Thousands take to streets of Dublin for Women’s Mini Marathon
Cancer survivor Darina Johnston ran in the race alongside her husband Mark.
More than 30,000 people have taken part in the VHI Women’s Mini Marathon in Dublin.
The 10km event, which is in its 36th year, got under way at Fitzwilliam Square on Sunday afternoon.
Women – and some men dressed in women’s clothes – walked, jogged and ran through the city to University College Dublin and back to the finish line on Baggot Street to raise money for charity.
The race was won by Lizzie Lee from Leevale Athletic Club in Cork in a time of 34 minutes and 18 seconds.
Cancer survivor Darina Johnston ran in the race alongside her husband Mark to raise funds for Arklow Cancer Support.

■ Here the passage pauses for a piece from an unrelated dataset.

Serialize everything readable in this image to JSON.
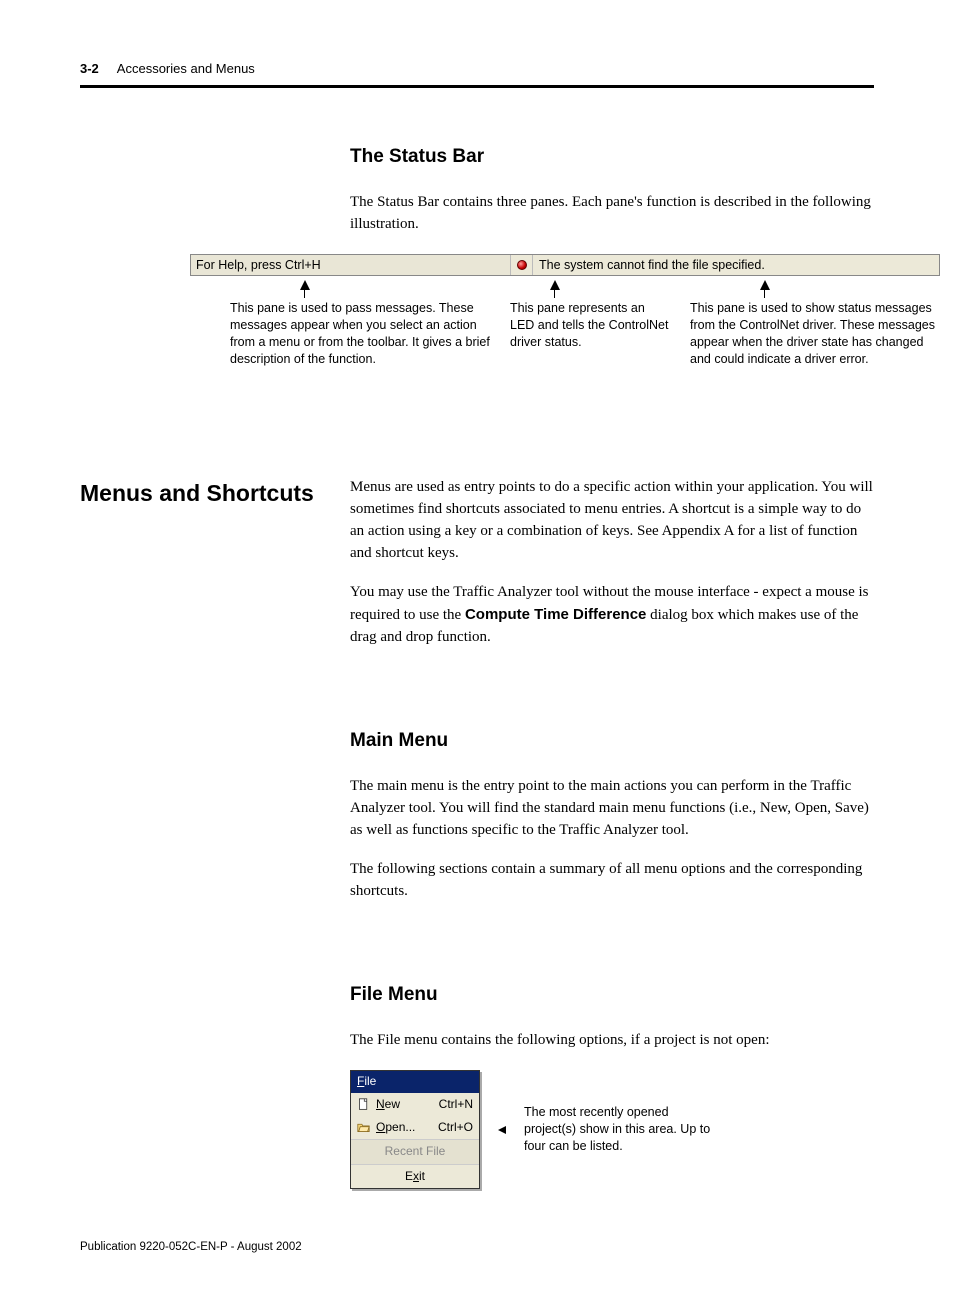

Mrs Johnston, who was diagnosed with throat cancer in April 2017 but is now clear of the disease, said the support service was very important to her.
“My husband said off the cuff one night: ‘Sure I’ll do it with you’,” Mrs Johnston said.
“When we realised he couldn’t enter as a man, he decided to enter wearing a full wedding dress so he’s totally out of his comfort zone.
“Everyone has gotten on board – it has been fantastic.”
The 49-year old said they picked the mini-marathon primarily because it was fun but she said it had been emotional too.
“This time last year I was about to start treatment so it was a very frightening time for me, so being here to take part is an amazing personal achievement,” Mrs Johnston added.
In a tweet, health minister Simon Harris wished everyone good luck and reminded people to stay hydrated in the heat.
Good luck to everyone taking part in the @VhiWMM today! Enjoy and stay hydrated! It’s going to be warm out there today! Fair play to so many women taking part for many excellent causes #healthyireland #VHIWMM #GoodLuck— Simon Harris TD (@SimonHarrisTD) June 3, 2018
Last year an estimated 9.3 million euro was raised for charities by those taking part, bringing the total raised since the race started to more than 210 million euro.
Organisers claim it is one of the largest women’s only race events in the world. More than one million women have taken part in the event since it began in 1983.
Elsewhere, 8,500 runners took part in the Cork City Marathon on Sunday morning. The 26.2 mile race was won by Gary O’Hanlon, from Dublin, who set a new course record of two hours 21 minutes and nine seconds.
The first woman past the finish line was Zola Flynn, from Calry Athletic Club in Sligo.
A marathon was also held through the streets of Londonderry on Sunday morning.
More than 1,400 people ran in the annual 26.2 mile Walled City Marathon. They left the Everglades Hotel on Prehen Road at 8.30am and finished in Guildhall Square.
The first man over the line was Dan Tanui in a time of two hours and 19 minutes, while Heather Noon from Co Mayo won the women’s contest.